What inspired you to create PLAKK?
Dr. Khan: As clinicians and researchers, we have a deep understanding of the current problems and inequities when it comes to strokes. They are caused by fatty deposits that build in the arteries of our neck and if the blockage is severe enough, can impair blood flow to the brain, causing the tissue to die. We know that there are about 120,000,000 people around the world living with plaques that are dangerous enough to block at least 50% of the diameter of our arteries. However, there are also many plaques that don’t block the arteries, but are considered to be “unstable”, meaning that their composition puts them at risk of breaking off from our arteries and causing a stroke in the brain. In fact, many of these plaques go undetected, leading to 3,000,000 devastating strokes happening each year. Given our team’s expertise in plaques and vascular biology, we were able to use innovative image analysis techniques using one of the most readily available, cost effective and harmless imaging modalities known to date: ultrasound. We now offer a solution: an artificial intelligence-based method to accurately identify unstable carotid plaques to prevent strokes.

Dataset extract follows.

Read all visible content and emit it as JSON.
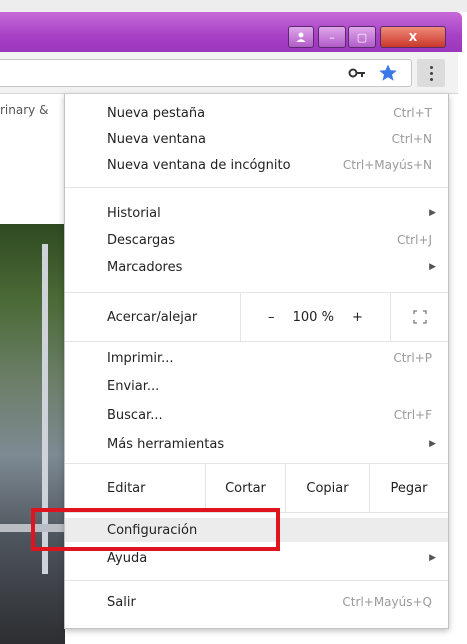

How was your transition from academia to entrepreneurship? And how do you find the Life Sciences and Health Technology (LSHT) ecosystem in greater Montreal?
Dr. Khan: As part of my PhD, I was lucky to be part of the Surgical Innovation course at McGill University. There, I was mentored by experts in health care and innovation while learning skills in research commercialization and business strategy. In addition, Montreal has an incredibly supportive entrepreneurial ecosystem and PLAKK has been privileged to be part of several accelerator programs and learn from coaches that have helped our team make the transition from academia to entrepreneurship.
How will the Phase B’s prize help you advance in your project?
Dr. Khan: The monetary award helped us launching a study, for which we are actively recruiting, to help visualize the carotid plaque in 3D and provide clinicians with more information about plaque instability, compared to traditional 2D approaches. Being in contact with experts also contributed to fueling our thinking.
What are PLAKK’s ambitions for the next 5 years?
Dr. Khan: Although we are starting with plaques that form in the carotid arteries of the neck, our goal at PLAKK is to also provide similar solutions for plaques that form all over the body that are detected by ultrasound imaging, such as those formed in the vessels of the heart, legs and kidneys. Through an earlier and more accurate detection of plaques in these arteries, we would be able to prevent other ailments, such as heart attacks, peripheral limb ischemia, and kidney disease.
What is your approach and philosophy to innovation and, more specifically, what do you see as your role in bridging the medical/technical and public perspective of AI?
Dr. Khan: Our approach to innovation is always patient-driven with the clinician workflow in mind. This is why we began our entrepreneurial approach by speaking to cardiovascular experts around the world to validate our idea and software. Being at the forefront of AI and health care, we hope to bridge knowledge gaps for the public so that complicated AI topics are easily explainable and understood. Importantly, we act as advocates for patients with carotid plaques that are missed by the current medical system, in hopes that ischemic strokes will be a thing of the past.